The same is said for your life, your work, and dealing with critics.
Criticism and negativity from other people are like a wall. And if you focus on it, then you’ll run right into it. You’ll get blocked by negative emotions, anger, and self-doubt. Your mind will go where your attention is focused. Criticism and negativity don’t prevent you from reaching the finish line, but they can certainly distract you from it.
However, if you focus on the road in front of you and move forward, you can safely speed past the walls and barriers nearby.
When someone dishes out a negative comment, use the feedback to recommit to your work, and to refocus on the road ahead of you.
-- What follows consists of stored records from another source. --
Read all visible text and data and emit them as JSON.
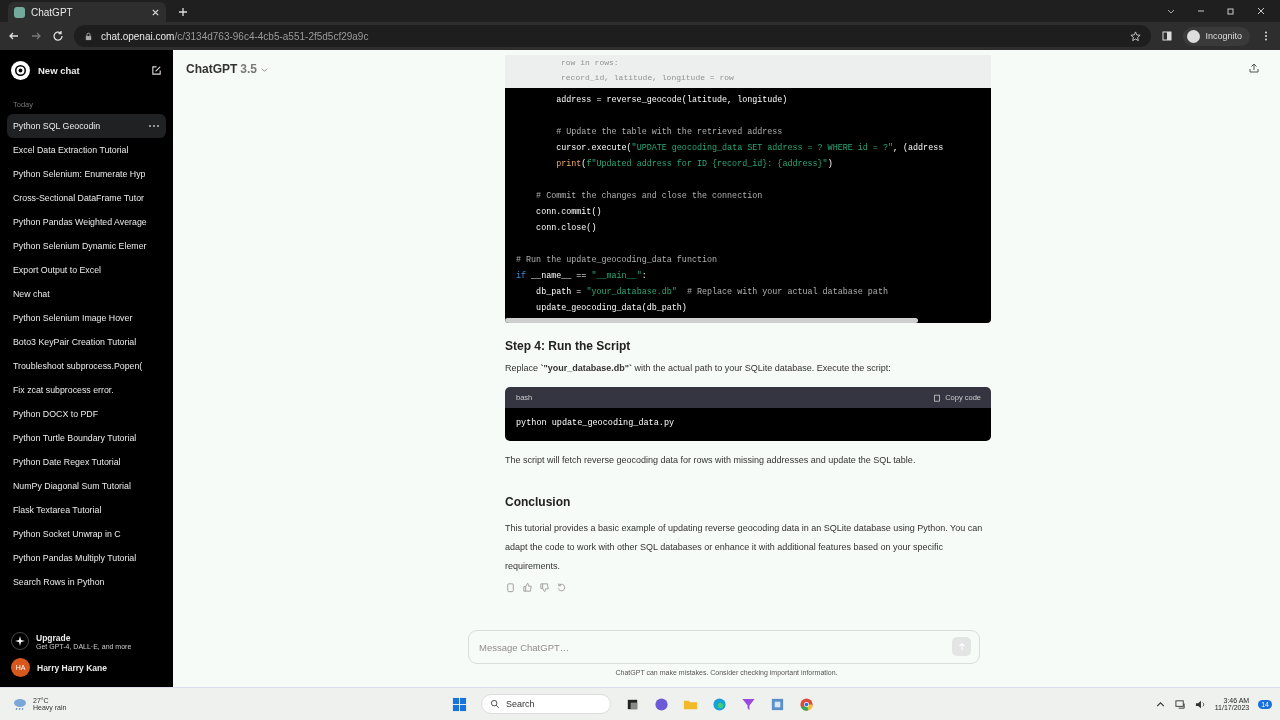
{
  "browser": {
    "tab_title": "ChatGPT",
    "url_host": "chat.openai.com",
    "url_path": "/c/3134d763-96c4-4cb5-a551-2f5d5cf29a9c",
    "profile": "Incognito"
  },
  "sidebar": {
    "new_chat": "New chat",
    "section": "Today",
    "items": [
      {
        "label": "Python SQL Geocodin",
        "selected": true
      },
      {
        "label": "Excel Data Extraction Tutorial",
        "selected": false
      },
      {
        "label": "Python Selenium: Enumerate Hyp",
        "selected": false
      },
      {
        "label": "Cross-Sectional DataFrame Tutor",
        "selected": false
      },
      {
        "label": "Python Pandas Weighted Average",
        "selected": false
      },
      {
        "label": "Python Selenium Dynamic Elemer",
        "selected": false
      },
      {
        "label": "Export Output to Excel",
        "selected": false
      },
      {
        "label": "New chat",
        "selected": false
      },
      {
        "label": "Python Selenium Image Hover",
        "selected": false
      },
      {
        "label": "Boto3 KeyPair Creation Tutorial",
        "selected": false
      },
      {
        "label": "Troubleshoot subprocess.Popen(",
        "selected": false
      },
      {
        "label": "Fix zcat subprocess error.",
        "selected": false
      },
      {
        "label": "Python DOCX to PDF",
        "selected": false
      },
      {
        "label": "Python Turtle Boundary Tutorial",
        "selected": false
      },
      {
        "label": "Python Date Regex Tutorial",
        "selected": false
      },
      {
        "label": "NumPy Diagonal Sum Tutorial",
        "selected": false
      },
      {
        "label": "Flask Textarea Tutorial",
        "selected": false
      },
      {
        "label": "Python Socket Unwrap in C",
        "selected": false
      },
      {
        "label": "Python Pandas Multiply Tutorial",
        "selected": false
      },
      {
        "label": "Search Rows in Python",
        "selected": false
      }
    ],
    "upgrade": {
      "title": "Upgrade",
      "subtitle": "Get GPT-4, DALL·E, and more"
    },
    "user": {
      "initials": "HA",
      "name": "Harry Harry Kane"
    }
  },
  "header": {
    "model": "ChatGPT",
    "version": "3.5"
  },
  "code_faded": [
    "row in rows:",
    "record_id, latitude, longitude = row"
  ],
  "code": [
    {
      "lines": [
        [
          {
            "kind": "plain",
            "text": "        address = reverse_geocode(latitude, longitude)"
          }
        ]
      ]
    },
    {
      "lines": [
        [
          {
            "kind": "comment",
            "text": "        # Update the table with the retrieved address"
          }
        ],
        [
          {
            "kind": "plain",
            "text": "        cursor.execute("
          },
          {
            "kind": "string",
            "text": "\"UPDATE geocoding_data SET address = ? WHERE id = ?\""
          },
          {
            "kind": "plain",
            "text": ", (address"
          }
        ],
        [
          {
            "kind": "func",
            "text": "        print"
          },
          {
            "kind": "plain",
            "text": "("
          },
          {
            "kind": "string",
            "text": "f\"Updated address for ID {record_id}: {address}\""
          },
          {
            "kind": "plain",
            "text": ")"
          }
        ]
      ]
    },
    {
      "lines": [
        [
          {
            "kind": "comment",
            "text": "    # Commit the changes and close the connection"
          }
        ],
        [
          {
            "kind": "plain",
            "text": "    conn.commit()"
          }
        ],
        [
          {
            "kind": "plain",
            "text": "    conn.close()"
          }
        ]
      ]
    },
    {
      "lines": [
        [
          {
            "kind": "comment",
            "text": "# Run the update_geocoding_data function"
          }
        ],
        [
          {
            "kind": "keyword",
            "text": "if"
          },
          {
            "kind": "plain",
            "text": " __name__ == "
          },
          {
            "kind": "string",
            "text": "\"__main__\""
          },
          {
            "kind": "plain",
            "text": ":"
          }
        ],
        [
          {
            "kind": "plain",
            "text": "    db_path = "
          },
          {
            "kind": "string",
            "text": "\"your_database.db\""
          },
          {
            "kind": "comment",
            "text": "  # Replace with your actual database path"
          }
        ],
        [
          {
            "kind": "plain",
            "text": "    update_geocoding_data(db_path)"
          }
        ]
      ]
    }
  ],
  "step4": {
    "heading": "Step 4: Run the Script",
    "text": "Replace **`\"your_database.db\"`** with the actual path to your SQLite database. Execute the script:"
  },
  "bash": {
    "lang": "bash",
    "copy": "Copy code",
    "code": "python update_geocoding_data.py"
  },
  "after_bash": "The script will fetch reverse geocoding data for rows with missing addresses and update the SQL table.",
  "conclusion": {
    "heading": "Conclusion",
    "text": "This tutorial provides a basic example of updating reverse geocoding data in an SQLite database using Python. You can adapt the code to work with other SQL databases or enhance it with additional features based on your specific requirements."
  },
  "composer": {
    "placeholder": "Message ChatGPT…"
  },
  "disclaimer": "ChatGPT can make mistakes. Consider checking important information.",
  "taskbar": {
    "temp": "27°C",
    "weather": "Heavy rain",
    "search": "Search",
    "time": "3:46 AM",
    "date": "11/17/2023",
    "badge": "14"
  }
}
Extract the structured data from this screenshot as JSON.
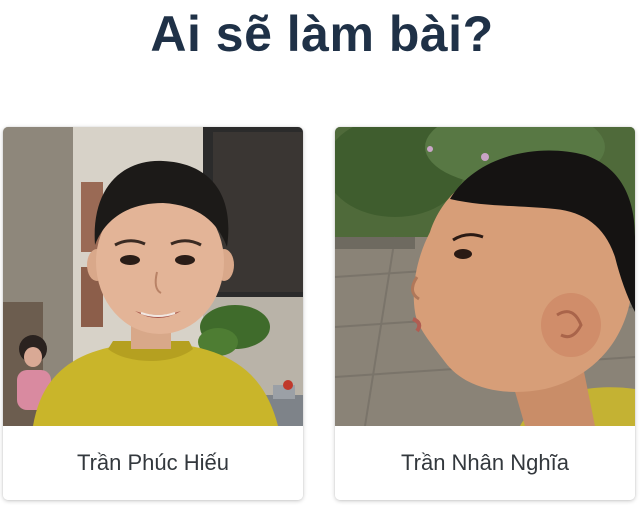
{
  "page": {
    "title": "Ai sẽ làm bài?"
  },
  "students": [
    {
      "name": "Trần Phúc Hiếu"
    },
    {
      "name": "Trần Nhân Nghĩa"
    }
  ],
  "colors": {
    "title": "#1f3147",
    "name_text": "#33383d",
    "card_bg": "#ffffff"
  }
}
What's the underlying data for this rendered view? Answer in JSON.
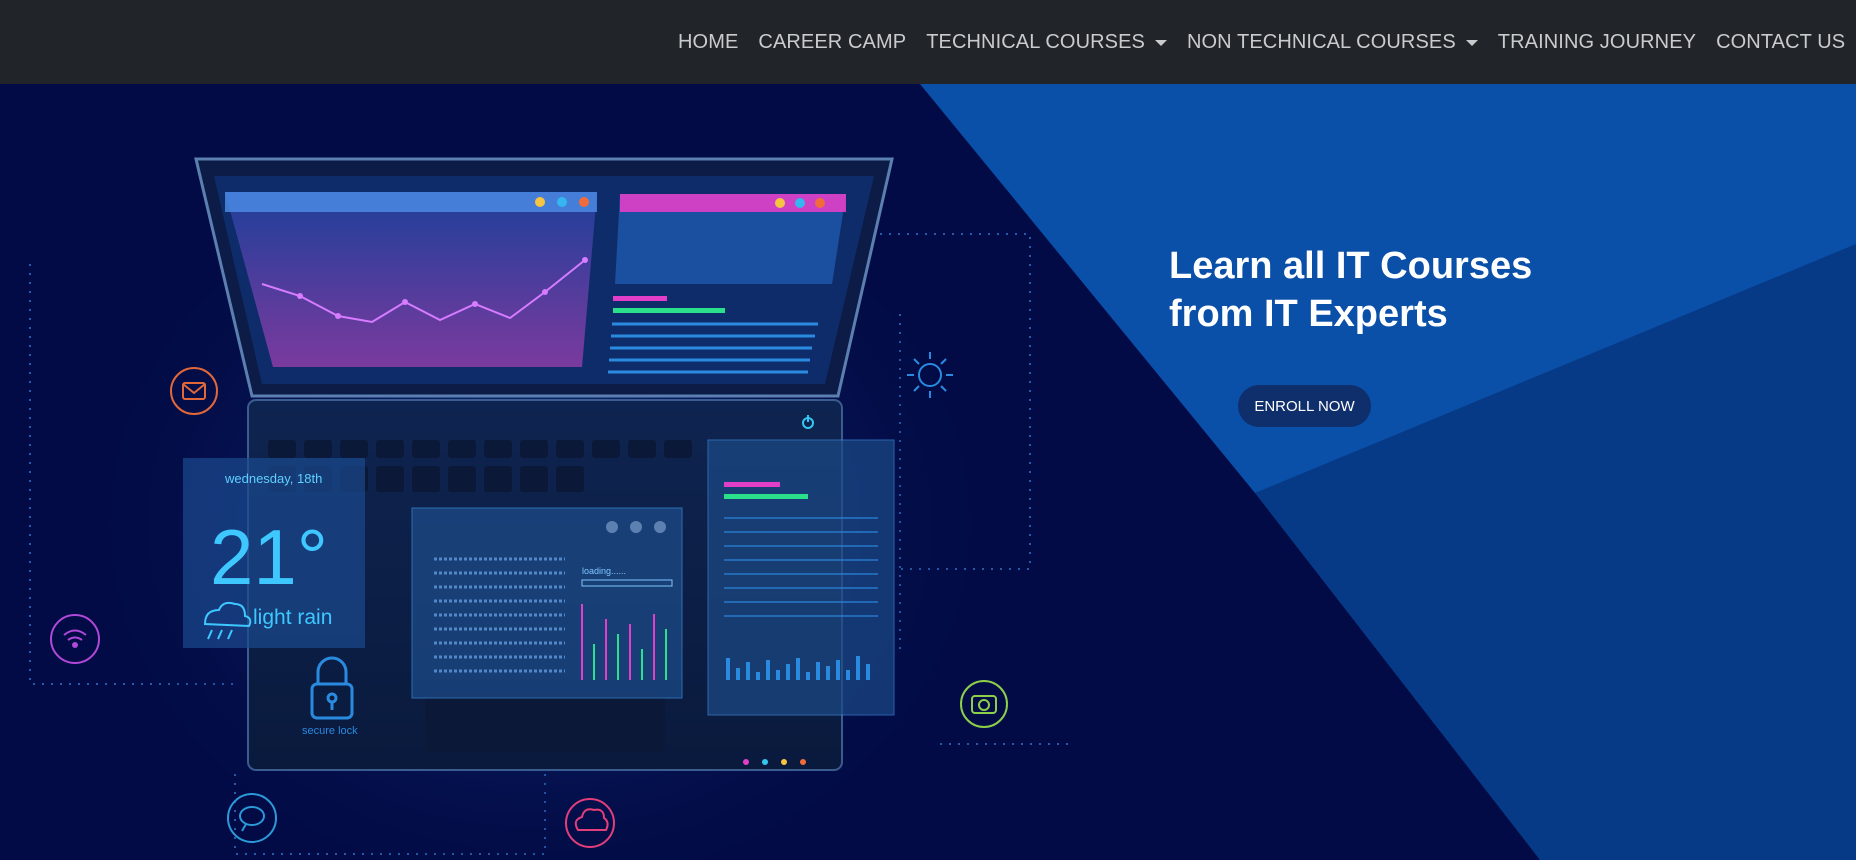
{
  "navbar": {
    "items": [
      {
        "label": "HOME",
        "dropdown": false
      },
      {
        "label": "CAREER CAMP",
        "dropdown": false
      },
      {
        "label": "TECHNICAL COURSES",
        "dropdown": true
      },
      {
        "label": "NON TECHNICAL COURSES",
        "dropdown": true
      },
      {
        "label": "TRAINING JOURNEY",
        "dropdown": false
      },
      {
        "label": "CONTACT US",
        "dropdown": false
      }
    ]
  },
  "hero": {
    "headline_line1": "Learn all IT Courses",
    "headline_line2": "from IT Experts",
    "cta_label": "ENROLL NOW",
    "illustration": {
      "weather_date": "wednesday, 18th",
      "temperature": "21°",
      "weather_text": "light rain",
      "lock_text": "secure lock",
      "loading_text": "loading......"
    }
  },
  "colors": {
    "navbar_bg": "#212529",
    "nav_text": "#c9cbcd",
    "hero_bg_dark": "#020b45",
    "hero_blue": "#0b4fa6",
    "button_bg": "#0f2f6c"
  }
}
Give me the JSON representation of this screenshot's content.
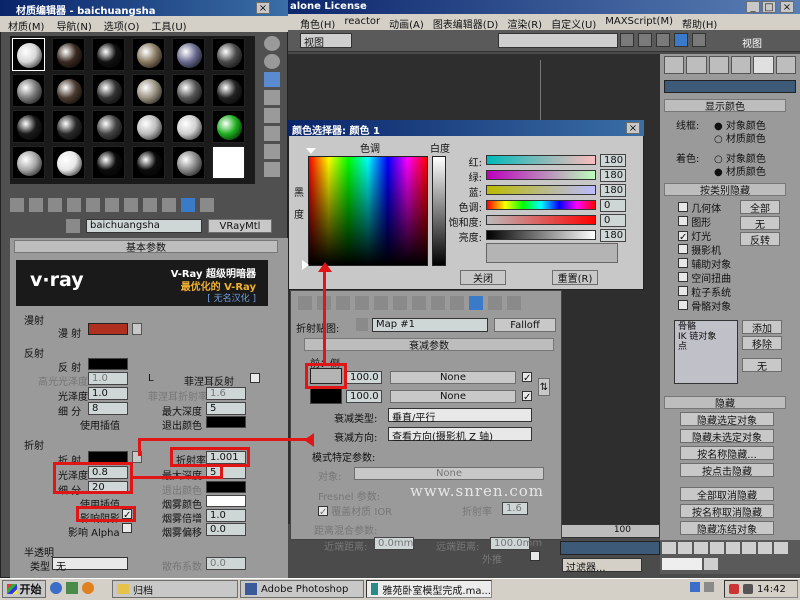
{
  "app": {
    "title_right": "alone License",
    "menu": [
      "角色(H)",
      "reactor",
      "动画(A)",
      "图表编辑器(D)",
      "渲染(R)",
      "自定义(U)",
      "MAXScript(M)",
      "帮助(H)"
    ],
    "viewport_label": "视图",
    "viewport_label_right": "视图"
  },
  "material_editor": {
    "title": "材质编辑器 - baichuangsha",
    "menu": [
      "材质(M)",
      "导航(N)",
      "选项(O)",
      "工具(U)"
    ],
    "material_name": "baichuangsha",
    "material_type": "VRayMtl",
    "section_basic": "基本参数",
    "vray_banner": {
      "logo": "v·ray",
      "line1": "V-Ray 超级明暗器",
      "line2": "最优化的 V-Ray",
      "line3": "[ 无名汉化 ]"
    },
    "diffuse": {
      "group": "漫射",
      "label": "漫 射"
    },
    "reflect": {
      "group": "反射",
      "label": "反 射",
      "hilight_label": "高光光泽度",
      "hilight_value": "1.0",
      "l_label": "L",
      "fresnel_label": "菲涅耳反射",
      "gloss_label": "光泽度",
      "gloss_value": "1.0",
      "fresnel_ior_label": "菲涅耳折射率",
      "fresnel_ior_value": "1.6",
      "subdivs_label": "细 分",
      "subdivs_value": "8",
      "max_depth_label": "最大深度",
      "max_depth_value": "5",
      "use_interp_label": "使用插值",
      "exit_color_label": "退出颜色"
    },
    "refract": {
      "group": "折射",
      "label": "折 射",
      "ior_label": "折射率",
      "ior_value": "1.001",
      "gloss_label": "光泽度",
      "gloss_value": "0.8",
      "max_depth_label": "最大深度",
      "max_depth_value": "5",
      "subdivs_label": "细 分",
      "subdivs_value": "20",
      "exit_color_label": "退出颜色",
      "use_interp_label": "使用插值",
      "fog_color_label": "烟雾颜色",
      "affect_shadows_label": "影响阴影",
      "fog_mult_label": "烟雾倍增",
      "fog_mult_value": "1.0",
      "affect_alpha_label": "影响 Alpha",
      "fog_bias_label": "烟雾偏移",
      "fog_bias_value": "0.0"
    },
    "translucency": {
      "group": "半透明",
      "type_label": "类型",
      "type_value": "无",
      "scatter_label": "散布系数",
      "scatter_value": "0.0"
    }
  },
  "color_picker": {
    "title": "颜色选择器: 颜色 1",
    "hue_label": "色调",
    "white_label": "白度",
    "black_label": "黑",
    "degree_label": "度",
    "rows": [
      {
        "label": "红:",
        "value": "180"
      },
      {
        "label": "绿:",
        "value": "180"
      },
      {
        "label": "蓝:",
        "value": "180"
      },
      {
        "label": "色调:",
        "value": "0"
      },
      {
        "label": "饱和度:",
        "value": "0"
      },
      {
        "label": "亮度:",
        "value": "180"
      }
    ],
    "close_label": "关闭",
    "reset_label": "重置(R)"
  },
  "falloff": {
    "map_label": "折射贴图:",
    "map_value": "Map #1",
    "type_button": "Falloff",
    "section": "衰减参数",
    "front_side": "前：侧",
    "row1_value": "100.0",
    "row1_map": "None",
    "row2_value": "100.0",
    "row2_map": "None",
    "type_label": "衰减类型:",
    "type_value": "垂直/平行",
    "direction_label": "衰减方向:",
    "direction_value": "查看方向(摄影机 Z 轴)",
    "mode_section": "模式特定参数:",
    "object_label": "对象:",
    "object_value": "None",
    "fresnel_label": "Fresnel 参数:",
    "override_label": "覆盖材质 IOR",
    "ior_label": "折射率",
    "ior_value": "1.6",
    "distance_section": "距离混合参数:",
    "near_label": "近端距离:",
    "near_value": "0.0mm",
    "far_label": "远端距离:",
    "far_value": "100.0mm",
    "extrapolate_label": "外推"
  },
  "right_panel": {
    "display_color": "显示颜色",
    "wireframe_label": "线框:",
    "shaded_label": "着色:",
    "object_color": "对象颜色",
    "material_color": "材质颜色",
    "hide_by_category": "按类别隐藏",
    "categories": [
      "几何体",
      "图形",
      "灯光",
      "摄影机",
      "辅助对象",
      "空间扭曲",
      "粒子系统",
      "骨骼对象"
    ],
    "all_button": "全部",
    "none_button": "无",
    "invert_button": "反转",
    "list_items": [
      "骨骼",
      "IK 链对象",
      "点"
    ],
    "add_button": "添加",
    "remove_button": "移除",
    "none_button2": "无",
    "hide_section": "隐藏",
    "hide_buttons": [
      "隐藏选定对象",
      "隐藏未选定对象",
      "按名称隐藏...",
      "按点击隐藏",
      "全部取消隐藏",
      "按名称取消隐藏",
      "隐藏冻结对象"
    ]
  },
  "watermark": "www.snren.com",
  "timeline": {
    "frame_label": "100",
    "filter_label": "过滤器..."
  },
  "taskbar": {
    "start": "开始",
    "folder": "归档",
    "app1": "Adobe Photoshop",
    "app2": "雅苑卧室模型完成.ma...",
    "clock": "14:42"
  }
}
Some people are determined to take things personally and tear down the work of others. Your life is too short to worry about pleasing those people.
Marcus Aurelius said it this way: “The tranquility that comes when you stop caring what they say. Or think, or do. Only what you do. Not to be distracted by their darkness. To run straight for the finish line, unswerving.”
10. Know that time answers a lot of criticism.
Time and success have a way of erasing a lot of criticism.
Colonel George Washington Goethals, the man responsible for the completion of the Panama Canal, had big problems with the climate and geography. But his biggest challenge was the growing criticism back home from those who predicted he’d never finish the project.
Finally, a colleague asked him, “Aren’t you going to answer those critics?”
“In time,” answered Goethals.
“When?” his partner asked.
“When the canal is finished.”
In the end, they don’t build statues to the critic. Robert Fulton’s wife didn’t get one. In the words of Theodore Roosevelt, “It is not the critic who counts: not the man who points out how the strong man stumbled or where the doer of deeds could have done them better. The credit belongs to the man who is actually in the arena; whose face is marred by dust and sweat and blood; who strives valiantly; who errs, and comes short again and again, because there is no effort without error and shortcoming; who does actually try to do the deed; who knows the great enthusiasm, the great devotion and spends himself in a worthy cause; who, at the worst, if he fails, at least fails while daring greatly.”